She actively served as sponsor of several school and youth-based organizations such as the National Honor Society, Quill and Scroll, Black History Club, Afro-American History Club, two organizations for gifted disadvantaged students from area high schools — SUTE (Students United to Excel) and SAY (Sponsor a Youth), the DAR (Daughters of the American Revolution), JAC (Junior American Citizens) and Bowling Green Youth Achievers. For many years, she was on The Governors Scholars Statewide Selection Committee, was Daily News Correspondent Advisor for local schools, and established and taught the first diversity course in the Warren County District.
A partial list of Townsend’s awards and career highlights include being named as Kentucky Distinguished Educator (1992), Kentucky Colonel via KERA (Kentucky Educational Reform Act), serving as Minority Affairs Rep to the KCTE Board/LA (Spring 1997), NAACP Youth Achiever Adult Award (1993), DAR/JAC Thatcher Pin Award, American Legion Youth Leadership Award, and her poetry about the defunct Jonesville Community, which is housed in the Kentucky Museum on WKU’s campus, is used in university honors courses.

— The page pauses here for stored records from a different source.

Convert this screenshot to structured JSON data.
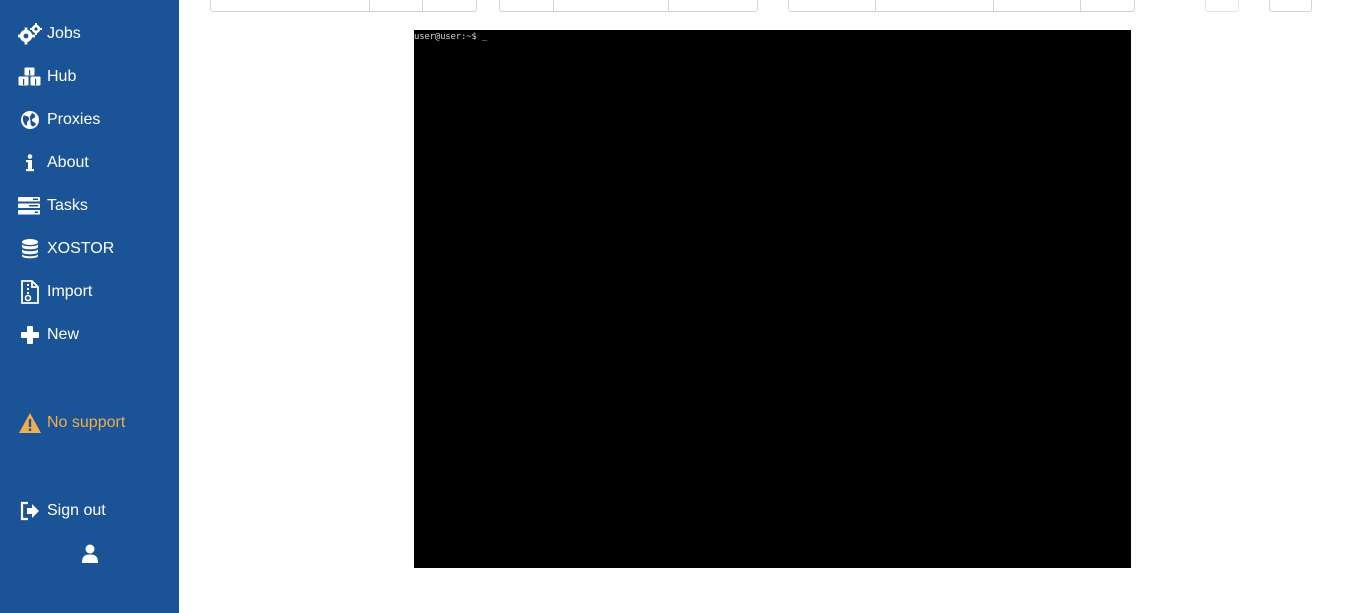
{
  "sidebar": {
    "items": [
      {
        "label": "Jobs",
        "icon": "gears-icon"
      },
      {
        "label": "Hub",
        "icon": "cubes-icon"
      },
      {
        "label": "Proxies",
        "icon": "globe-icon"
      },
      {
        "label": "About",
        "icon": "info-icon"
      },
      {
        "label": "Tasks",
        "icon": "tasks-icon"
      },
      {
        "label": "XOSTOR",
        "icon": "database-icon"
      },
      {
        "label": "Import",
        "icon": "file-import-icon"
      },
      {
        "label": "New",
        "icon": "plus-icon"
      }
    ],
    "support": {
      "label": "No support",
      "icon": "warning-icon",
      "color": "#f0ad4e"
    },
    "sign_out": {
      "label": "Sign out",
      "icon": "sign-out-icon"
    },
    "user_icon": "user-icon"
  },
  "console": {
    "prompt": "user@user:~$ _",
    "background": "#000000"
  },
  "colors": {
    "sidebar_bg": "#1b5496",
    "sidebar_text": "#ffffff",
    "warning": "#f0ad4e"
  }
}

A resident of London, Wendell Worley began his teaching career in 1984 at Laurel County High School. Worley has spent his entire 32-year tenure at the school, now named South Laurel High School. There he teaches Advanced Placement (A.P.) American Government & Politics and Honors Civics & Economics. He began the first A.P. class (AP U.S. History) in Laurel County and taught that subject for more than 25 years. He earned his associate’s degree from Sue Bennett College in London (1982), a bachelor’s degree from Cumberland College in Williamsburg (1984), and a master’s degree (1990) and a Rank I (1995) from Union College in Barbourville.
In addition to his classroom teaching responsibilities, Worley has served as the chair of the Social Studies Department, as a member of the Site Based Decision Making Council, and as coach of the school’s Quick Recall Team. A partial list of Worley’s awards include the United States Presidential Scholar Program’s Distinguished Teacher (1993), Laurel County High School Teacher of the Year (1994), South Laurel High School Outstanding Teacher (1996-97), London-Laurel Chamber of Commerce Teacher of the Year (2011), Campbellsville University/WKYT-TV Excellence in Teaching Award (2002, 2011) and UK Teacher Who Made a Difference (2001, 2014).
Contact: Tammy Spinks, (270) 745-4664